50 g silverskin onions
4 tbsp raspberry vinegar
8 tbsp good olive oil
1 tbsp sugar
1 small pinch of natural salt
Tip: In autumn it is also possible to use leek greens to refine the dish. For the herbs, select wild or cultivated herbs which are readily available (e.g. chervil, chives, sorrel, watercress, daisies).
On the day before you wish to make this dish, bring the milk with the salt to the boil in a medium-sized pan and then slowly stir in the ribelgries. Allow it to simmer well whilst stirring with a whisk. Remove it from the heat and place a lid on the pan.
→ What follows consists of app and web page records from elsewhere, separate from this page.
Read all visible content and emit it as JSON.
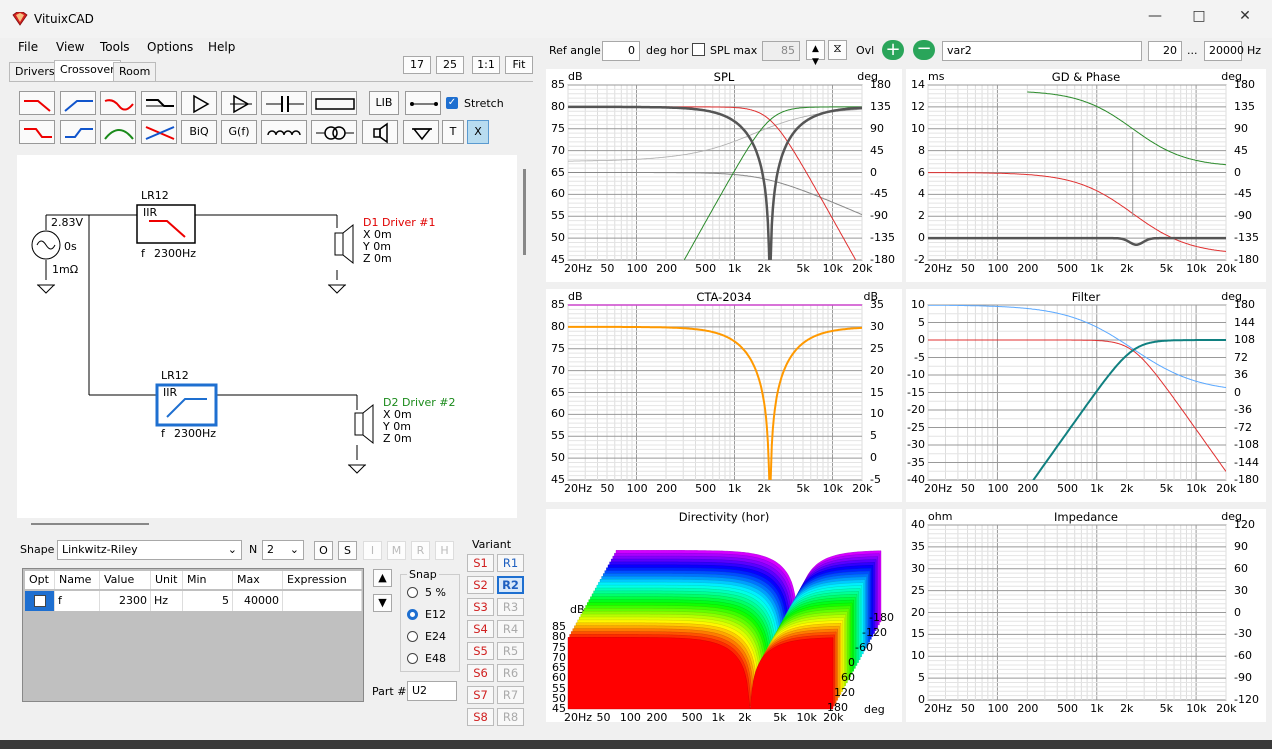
{
  "window": {
    "title": "VituixCAD"
  },
  "menu": [
    "File",
    "View",
    "Tools",
    "Options",
    "Help"
  ],
  "tabs": [
    "Drivers",
    "Crossover",
    "Room"
  ],
  "zoom_buttons": [
    "17",
    "25",
    "1:1",
    "Fit"
  ],
  "toolbar": {
    "lib_label": "LIB",
    "biq_label": "BiQ",
    "gf_label": "G(f)",
    "t_label": "T",
    "x_label": "X",
    "stretch_label": "Stretch"
  },
  "schematic": {
    "source": {
      "voltage": "2.83V",
      "delay": "0s",
      "impedance": "1mΩ"
    },
    "block1": {
      "name": "LR12",
      "type": "IIR",
      "f_label": "f",
      "f_value": "2300Hz"
    },
    "block2": {
      "name": "LR12",
      "type": "IIR",
      "f_label": "f",
      "f_value": "2300Hz"
    },
    "driver1": {
      "name": "D1 Driver #1",
      "x": "X 0m",
      "y": "Y 0m",
      "z": "Z 0m"
    },
    "driver2": {
      "name": "D2 Driver #2",
      "x": "X 0m",
      "y": "Y 0m",
      "z": "Z 0m"
    },
    "colors": {
      "driver1": "#e00000",
      "driver2": "#1a8a1a",
      "selected": "#1e6fd0"
    }
  },
  "shape": {
    "label": "Shape",
    "value": "Linkwitz-Riley",
    "n_label": "N",
    "n_value": "2",
    "buttons": [
      "O",
      "S",
      "I",
      "M",
      "R",
      "H"
    ]
  },
  "table": {
    "headers": [
      "Opt",
      "Name",
      "Value",
      "Unit",
      "Min",
      "Max",
      "Expression"
    ],
    "rows": [
      {
        "name": "f",
        "value": "2300",
        "unit": "Hz",
        "min": "5",
        "max": "40000",
        "expression": ""
      }
    ]
  },
  "snap": {
    "label": "Snap",
    "options": [
      "5 %",
      "E12",
      "E24",
      "E48"
    ],
    "selected": "E12"
  },
  "variant": {
    "label": "Variant",
    "s_buttons": [
      "S1",
      "S2",
      "S3",
      "S4",
      "S5",
      "S6",
      "S7",
      "S8"
    ],
    "r_buttons": [
      "R1",
      "R2",
      "R3",
      "R4",
      "R5",
      "R6",
      "R7",
      "R8"
    ],
    "active": "R2"
  },
  "part": {
    "label": "Part #",
    "value": "U2"
  },
  "topbar": {
    "ref_angle_label": "Ref angle",
    "ref_angle_value": "0",
    "deg_hor_label": "deg hor",
    "spl_max_label": "SPL max",
    "spl_max_value": "85",
    "ovl_label": "Ovl",
    "variant_name": "var2",
    "f_min": "20",
    "dots": "...",
    "f_max": "20000",
    "hz_label": "Hz"
  },
  "x_ticks": [
    "20Hz",
    "50",
    "100",
    "200",
    "500",
    "1k",
    "2k",
    "5k",
    "10k",
    "20k"
  ],
  "charts": {
    "spl": {
      "title": "SPL",
      "left_unit": "dB",
      "right_unit": "deg",
      "left_ticks": [
        "85",
        "80",
        "75",
        "70",
        "65",
        "60",
        "55",
        "50",
        "45"
      ],
      "right_ticks": [
        "180",
        "135",
        "90",
        "45",
        "0",
        "-45",
        "-90",
        "-135",
        "-180"
      ]
    },
    "gd": {
      "title": "GD & Phase",
      "left_unit": "ms",
      "right_unit": "deg",
      "left_ticks": [
        "14",
        "12",
        "10",
        "8",
        "6",
        "4",
        "2",
        "0",
        "-2"
      ],
      "right_ticks": [
        "180",
        "135",
        "90",
        "45",
        "0",
        "-45",
        "-90",
        "-135",
        "-180"
      ]
    },
    "cta": {
      "title": "CTA-2034",
      "left_unit": "dB",
      "right_unit": "dB",
      "left_ticks": [
        "85",
        "80",
        "75",
        "70",
        "65",
        "60",
        "55",
        "50",
        "45"
      ],
      "right_ticks": [
        "35",
        "30",
        "25",
        "20",
        "15",
        "10",
        "5",
        "0",
        "-5"
      ]
    },
    "filter": {
      "title": "Filter",
      "left_unit": "",
      "right_unit": "deg",
      "left_ticks": [
        "10",
        "5",
        "0",
        "-5",
        "-10",
        "-15",
        "-20",
        "-25",
        "-30",
        "-35",
        "-40"
      ],
      "right_ticks": [
        "180",
        "144",
        "108",
        "72",
        "36",
        "0",
        "-36",
        "-72",
        "-108",
        "-144",
        "-180"
      ]
    },
    "dir": {
      "title": "Directivity (hor)",
      "left_unit": "dB",
      "left_ticks": [
        "85",
        "80",
        "75",
        "70",
        "65",
        "60",
        "55",
        "50",
        "45"
      ],
      "x_ticks": [
        "20Hz",
        "50",
        "100",
        "200",
        "500",
        "1k",
        "2k",
        "5k",
        "10k",
        "20k"
      ],
      "angle_ticks": [
        "-180",
        "-120",
        "-60",
        "0",
        "60",
        "120",
        "180"
      ],
      "angle_unit": "deg"
    },
    "imp": {
      "title": "Impedance",
      "left_unit": "ohm",
      "right_unit": "deg",
      "left_ticks": [
        "40",
        "35",
        "30",
        "25",
        "20",
        "15",
        "10",
        "5",
        "0"
      ],
      "right_ticks": [
        "120",
        "90",
        "60",
        "30",
        "0",
        "-30",
        "-60",
        "-90",
        "-120"
      ]
    }
  },
  "chart_data": [
    {
      "type": "line",
      "title": "SPL",
      "x": [
        20,
        100,
        500,
        1000,
        2000,
        2300,
        3000,
        5000,
        10000,
        20000
      ],
      "series": [
        {
          "name": "D1 Driver #1",
          "color": "#e03030",
          "values": [
            80,
            80,
            79.5,
            78,
            74,
            73,
            70,
            63,
            52,
            42
          ]
        },
        {
          "name": "D2 Driver #2",
          "color": "#2a8a2a",
          "values": [
            40,
            40,
            45,
            59,
            72,
            73,
            76,
            78.5,
            79.5,
            80
          ]
        },
        {
          "name": "Sum",
          "color": "#555555",
          "values": [
            80,
            80,
            79.5,
            78,
            68,
            45,
            68,
            78,
            79.5,
            80
          ]
        }
      ]
    },
    {
      "type": "line",
      "title": "CTA-2034",
      "x": [
        20,
        100,
        500,
        1000,
        2000,
        2300,
        3000,
        5000,
        10000,
        20000
      ],
      "series": [
        {
          "name": "",
          "color": "#ff9900",
          "values": [
            80,
            80,
            79.5,
            78,
            68,
            45,
            68,
            78,
            79.5,
            80
          ]
        }
      ]
    },
    {
      "type": "line",
      "title": "Filter",
      "x": [
        20,
        100,
        500,
        1000,
        2000,
        2300,
        3000,
        5000,
        10000,
        20000
      ],
      "series": [
        {
          "name": "D1",
          "color": "#e03030",
          "values": [
            0,
            0,
            -0.2,
            -1,
            -5,
            -6,
            -9,
            -16,
            -28,
            -38
          ]
        },
        {
          "name": "D2",
          "color": "#108080",
          "values": [
            -60,
            -48,
            -22,
            -12,
            -6,
            -5,
            -3,
            -1,
            -0.2,
            0
          ]
        }
      ]
    }
  ]
}
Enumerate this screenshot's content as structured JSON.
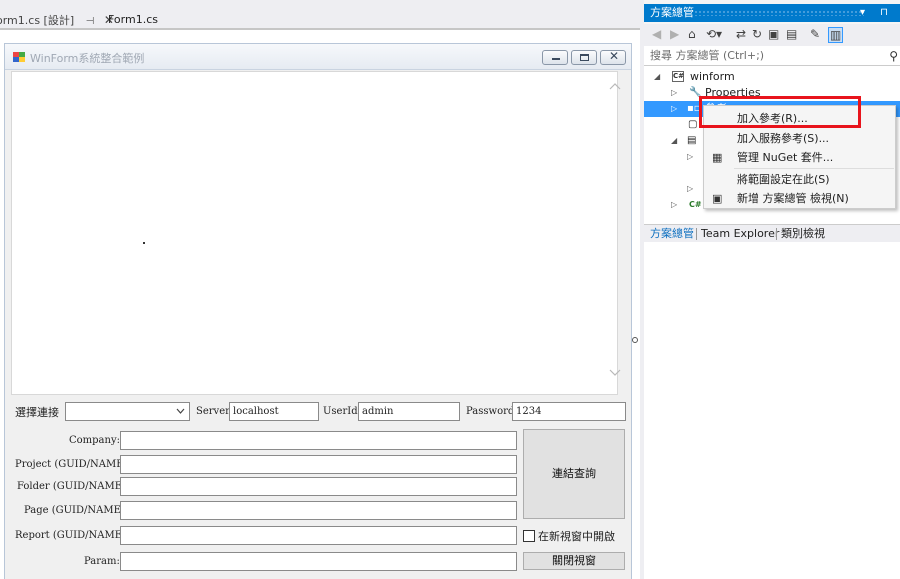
{
  "doc_tabs": {
    "tab1_label": "orm1.cs [設計]",
    "tab1_pin": "⊣",
    "tab1_close": "✕",
    "tab2_label": "Form1.cs"
  },
  "form": {
    "title": "WinForm系統整合範例",
    "minimize": "",
    "maximize": "",
    "close": "✕",
    "labels": {
      "select_connection": "選擇連接",
      "server": "Server",
      "userid": "UserId",
      "password": "Password",
      "company": "Company:",
      "project": "Project (GUID/NAME):",
      "folder": "Folder (GUID/NAME):",
      "page": "Page (GUID/NAME):",
      "report": "Report (GUID/NAME):",
      "param": "Param:"
    },
    "values": {
      "server": "localhost",
      "userid": "admin",
      "password": "1234"
    },
    "buttons": {
      "connect_query": "連結查詢",
      "close_window": "關閉視窗"
    },
    "checkbox_label": "在新視窗中開啟"
  },
  "solution_explorer": {
    "title": "方案總管",
    "header_icons": "▾ ⊓",
    "search_placeholder": "搜尋 方案總管 (Ctrl+;)",
    "tree": {
      "solution": "winform",
      "properties": "Properties",
      "references": "參考"
    },
    "tabs": [
      "方案總管",
      "Team Explorer",
      "類別檢視"
    ]
  },
  "context_menu": {
    "items": [
      "加入參考(R)...",
      "加入服務參考(S)...",
      "管理 NuGet 套件...",
      "將範圍設定在此(S)",
      "新增 方案總管 檢視(N)"
    ]
  },
  "colors": {
    "accent": "#007acc",
    "selection": "#3399ff",
    "highlight_box": "#e8141c"
  }
}
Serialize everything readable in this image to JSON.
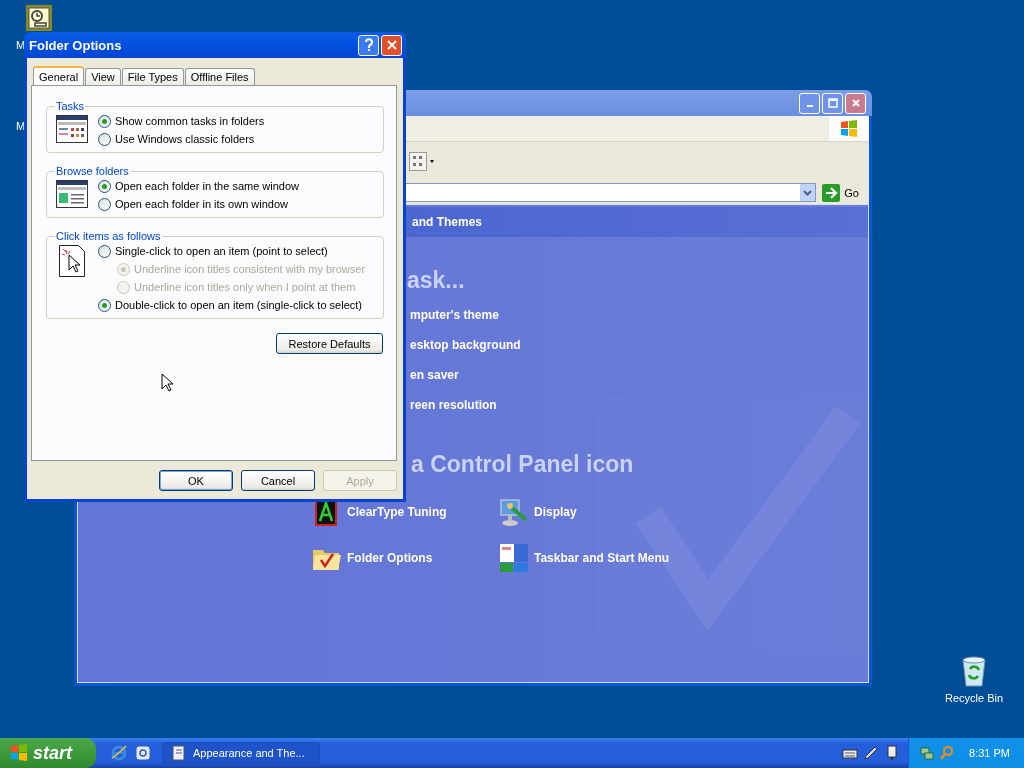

Leave it to cool outside overnight.
Cook the butter to form a concentrate as follows: Melt the butter on a medium heat, stirring continuously, until it becomes clear. As soon as the butter starts to brown, remove from heat immediately and pour it through a fine sieve or cloth.
To make the wild herb salad halve the silverskin onions, mix with vinegar, oil, sugar, salt and pepper and leave for approximately half an hour.
Chop the cheese into small cubes, bring to room temperature and fry on all sides in a little concentrated butter until it begins to brown.
Marinate the wild herb salad and serve in a bowl.
Cut the ribelgries (or cornmeal/polenta) from the previous day into small pieces using a palette knife. Then heat the concentrated butter in a large pan and fry the pieces of ribelgries. Make sure that the ribel always stays succulent, add more concentrated butter if necessary. Keep stirring well until small ribeli begin to form. As soon as the ribel starts to brown remove the pan from the heat and mix in the räucherziger by stirring through once. Garnish with finely-chopped wild garlic, mountain chives or leek greens and serve straight away, together with the wild herb salad.
Enjoying preparing and eating this dish!
Recipe taken from the book: “Das kulinarische Erbe der Alpen – Das Kochbuch”, Dominik Flammer & Sylvan Müller, AT-Verlag, Aarau und München, 2013. The recipe comes from the kitchen of Jeremias Riezler from the Walserstube in Riezlern, in Kleinwalsertal.
PS: Next time you are visit the Alps perhaps you will get the chance to stop off at one of the farm shops or regional specialist stores and discover some more new cooking ideas.